PROBLEM TO WORK ON:
An acceptable response holds only the line containing "Extract the structured" and every line after it to the end of the records, each reproduced exactly.

─── SOURCE MATERIAL

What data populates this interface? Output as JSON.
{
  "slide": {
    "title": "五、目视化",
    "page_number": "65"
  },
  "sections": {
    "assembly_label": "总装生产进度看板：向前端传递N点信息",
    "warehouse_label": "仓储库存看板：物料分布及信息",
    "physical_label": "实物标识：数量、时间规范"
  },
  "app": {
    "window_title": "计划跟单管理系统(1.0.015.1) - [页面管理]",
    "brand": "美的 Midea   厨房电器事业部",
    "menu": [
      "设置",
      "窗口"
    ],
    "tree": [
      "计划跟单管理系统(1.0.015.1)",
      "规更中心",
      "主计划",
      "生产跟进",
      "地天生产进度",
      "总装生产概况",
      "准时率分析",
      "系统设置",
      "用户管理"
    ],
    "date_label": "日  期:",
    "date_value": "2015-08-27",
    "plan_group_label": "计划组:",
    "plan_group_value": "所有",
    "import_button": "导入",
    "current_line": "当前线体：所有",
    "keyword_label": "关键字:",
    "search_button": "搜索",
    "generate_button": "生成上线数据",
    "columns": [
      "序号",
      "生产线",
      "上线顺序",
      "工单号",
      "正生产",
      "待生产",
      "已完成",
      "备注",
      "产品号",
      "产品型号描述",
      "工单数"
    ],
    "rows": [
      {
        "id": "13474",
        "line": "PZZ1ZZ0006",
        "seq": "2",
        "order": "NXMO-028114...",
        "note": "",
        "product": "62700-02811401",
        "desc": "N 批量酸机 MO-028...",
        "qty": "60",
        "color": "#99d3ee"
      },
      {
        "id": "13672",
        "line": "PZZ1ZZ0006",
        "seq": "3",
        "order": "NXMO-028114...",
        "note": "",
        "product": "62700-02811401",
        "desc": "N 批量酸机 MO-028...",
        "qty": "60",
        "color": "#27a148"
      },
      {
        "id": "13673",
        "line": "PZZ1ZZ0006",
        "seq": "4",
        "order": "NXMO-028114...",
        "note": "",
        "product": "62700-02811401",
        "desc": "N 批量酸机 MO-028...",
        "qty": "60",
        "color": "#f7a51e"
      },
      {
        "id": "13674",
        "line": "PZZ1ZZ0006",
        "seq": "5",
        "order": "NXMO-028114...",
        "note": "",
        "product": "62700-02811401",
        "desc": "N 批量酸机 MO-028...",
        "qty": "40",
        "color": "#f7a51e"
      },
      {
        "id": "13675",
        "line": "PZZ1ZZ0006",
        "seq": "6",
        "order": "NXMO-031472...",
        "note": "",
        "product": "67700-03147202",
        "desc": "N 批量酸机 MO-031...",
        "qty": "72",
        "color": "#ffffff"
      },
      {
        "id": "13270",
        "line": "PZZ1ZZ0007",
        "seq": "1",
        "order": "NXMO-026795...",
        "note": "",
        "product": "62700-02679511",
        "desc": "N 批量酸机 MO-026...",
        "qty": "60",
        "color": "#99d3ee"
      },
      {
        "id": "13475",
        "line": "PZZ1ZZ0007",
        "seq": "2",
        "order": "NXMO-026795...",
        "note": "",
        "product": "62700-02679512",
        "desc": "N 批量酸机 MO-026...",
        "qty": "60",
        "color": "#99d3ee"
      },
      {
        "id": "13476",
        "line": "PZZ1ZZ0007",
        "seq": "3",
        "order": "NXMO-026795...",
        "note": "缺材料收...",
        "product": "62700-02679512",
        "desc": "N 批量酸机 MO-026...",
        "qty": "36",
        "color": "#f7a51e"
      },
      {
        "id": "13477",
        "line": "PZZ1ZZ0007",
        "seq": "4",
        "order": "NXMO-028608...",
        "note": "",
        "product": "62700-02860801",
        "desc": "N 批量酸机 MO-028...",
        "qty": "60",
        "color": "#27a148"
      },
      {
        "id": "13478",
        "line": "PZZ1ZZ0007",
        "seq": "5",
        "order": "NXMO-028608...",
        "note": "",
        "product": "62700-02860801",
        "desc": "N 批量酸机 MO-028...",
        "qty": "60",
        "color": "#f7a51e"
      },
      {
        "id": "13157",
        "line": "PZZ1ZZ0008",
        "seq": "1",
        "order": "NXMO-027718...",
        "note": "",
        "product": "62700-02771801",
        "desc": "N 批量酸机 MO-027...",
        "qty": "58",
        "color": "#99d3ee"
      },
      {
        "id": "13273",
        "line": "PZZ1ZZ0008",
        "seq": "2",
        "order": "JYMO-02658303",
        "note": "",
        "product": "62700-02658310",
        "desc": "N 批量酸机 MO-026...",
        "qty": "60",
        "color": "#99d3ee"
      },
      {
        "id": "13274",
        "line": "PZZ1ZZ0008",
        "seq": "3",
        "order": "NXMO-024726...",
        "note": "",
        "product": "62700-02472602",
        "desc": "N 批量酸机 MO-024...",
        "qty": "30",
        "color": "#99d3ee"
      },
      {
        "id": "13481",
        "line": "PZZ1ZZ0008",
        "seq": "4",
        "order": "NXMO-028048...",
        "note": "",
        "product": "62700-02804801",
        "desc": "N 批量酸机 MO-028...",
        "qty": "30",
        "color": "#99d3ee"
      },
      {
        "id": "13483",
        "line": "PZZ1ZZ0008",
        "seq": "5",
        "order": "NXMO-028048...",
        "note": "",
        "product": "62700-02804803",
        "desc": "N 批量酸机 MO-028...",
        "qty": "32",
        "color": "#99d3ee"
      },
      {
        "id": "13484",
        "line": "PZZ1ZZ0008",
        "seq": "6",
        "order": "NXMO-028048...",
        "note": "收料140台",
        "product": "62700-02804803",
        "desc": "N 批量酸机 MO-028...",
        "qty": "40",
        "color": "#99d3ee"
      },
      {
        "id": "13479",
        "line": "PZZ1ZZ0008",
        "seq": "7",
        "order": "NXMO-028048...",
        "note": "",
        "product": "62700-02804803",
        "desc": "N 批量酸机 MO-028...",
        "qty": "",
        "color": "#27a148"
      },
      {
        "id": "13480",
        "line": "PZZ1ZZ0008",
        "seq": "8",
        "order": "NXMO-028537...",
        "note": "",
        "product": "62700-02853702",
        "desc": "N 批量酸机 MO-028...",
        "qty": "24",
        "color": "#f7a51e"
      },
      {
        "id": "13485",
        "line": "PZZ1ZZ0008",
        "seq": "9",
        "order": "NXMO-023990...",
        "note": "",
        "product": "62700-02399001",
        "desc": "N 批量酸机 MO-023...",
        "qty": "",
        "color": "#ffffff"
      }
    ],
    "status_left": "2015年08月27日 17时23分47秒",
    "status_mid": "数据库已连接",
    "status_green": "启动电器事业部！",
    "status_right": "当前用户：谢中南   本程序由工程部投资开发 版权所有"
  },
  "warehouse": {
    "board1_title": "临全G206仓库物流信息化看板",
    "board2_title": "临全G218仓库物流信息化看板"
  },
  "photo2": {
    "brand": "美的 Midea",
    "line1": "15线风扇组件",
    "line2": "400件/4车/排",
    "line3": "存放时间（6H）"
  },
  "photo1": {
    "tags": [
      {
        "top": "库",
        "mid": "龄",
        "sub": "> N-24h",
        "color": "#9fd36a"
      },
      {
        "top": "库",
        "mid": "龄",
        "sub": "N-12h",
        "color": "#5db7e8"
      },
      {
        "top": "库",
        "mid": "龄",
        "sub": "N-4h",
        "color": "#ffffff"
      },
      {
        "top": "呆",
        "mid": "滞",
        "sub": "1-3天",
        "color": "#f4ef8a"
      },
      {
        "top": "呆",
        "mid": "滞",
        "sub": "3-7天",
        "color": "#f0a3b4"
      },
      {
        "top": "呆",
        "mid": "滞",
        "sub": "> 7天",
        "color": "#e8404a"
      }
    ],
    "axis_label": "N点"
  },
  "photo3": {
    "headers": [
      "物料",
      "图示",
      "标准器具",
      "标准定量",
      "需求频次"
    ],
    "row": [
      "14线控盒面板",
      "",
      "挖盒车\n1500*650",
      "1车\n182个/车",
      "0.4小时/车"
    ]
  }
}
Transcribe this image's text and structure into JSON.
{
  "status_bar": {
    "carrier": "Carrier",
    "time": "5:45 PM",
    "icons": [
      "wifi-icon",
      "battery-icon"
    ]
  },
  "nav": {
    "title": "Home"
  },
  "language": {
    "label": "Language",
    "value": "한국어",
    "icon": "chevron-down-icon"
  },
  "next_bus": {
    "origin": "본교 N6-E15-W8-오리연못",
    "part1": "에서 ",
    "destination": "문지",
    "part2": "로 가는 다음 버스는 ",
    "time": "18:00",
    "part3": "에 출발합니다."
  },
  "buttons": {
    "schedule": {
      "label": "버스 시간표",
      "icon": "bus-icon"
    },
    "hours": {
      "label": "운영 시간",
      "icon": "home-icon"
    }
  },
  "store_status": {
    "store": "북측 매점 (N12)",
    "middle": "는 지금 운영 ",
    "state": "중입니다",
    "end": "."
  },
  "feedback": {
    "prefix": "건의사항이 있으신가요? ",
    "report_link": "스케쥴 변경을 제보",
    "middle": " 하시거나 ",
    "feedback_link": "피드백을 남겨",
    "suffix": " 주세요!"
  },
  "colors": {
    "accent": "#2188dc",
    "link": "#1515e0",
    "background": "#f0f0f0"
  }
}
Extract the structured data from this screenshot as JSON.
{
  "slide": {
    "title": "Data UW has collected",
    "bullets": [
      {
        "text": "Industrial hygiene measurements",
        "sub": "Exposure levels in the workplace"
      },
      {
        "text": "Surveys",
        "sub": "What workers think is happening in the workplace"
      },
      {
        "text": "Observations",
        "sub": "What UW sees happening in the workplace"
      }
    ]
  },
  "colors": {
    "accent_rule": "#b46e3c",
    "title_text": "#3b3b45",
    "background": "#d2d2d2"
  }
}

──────

RESPONSE TO THIS EXERCISE:
Extract the structured data from this screenshot as JSON.
{
  "slide": {
    "title": "Data UW has collected",
    "bullets": [
      {
        "text": "Industrial hygiene measurements",
        "sub": "Exposure levels in the workplace"
      },
      {
        "text": "Surveys",
        "sub": "What workers think is happening in the workplace"
      },
      {
        "text": "Observations",
        "sub": "What UW sees happening in the workplace"
      }
    ]
  },
  "colors": {
    "accent_rule": "#b46e3c",
    "title_text": "#3b3b45",
    "background": "#d2d2d2"
  }
}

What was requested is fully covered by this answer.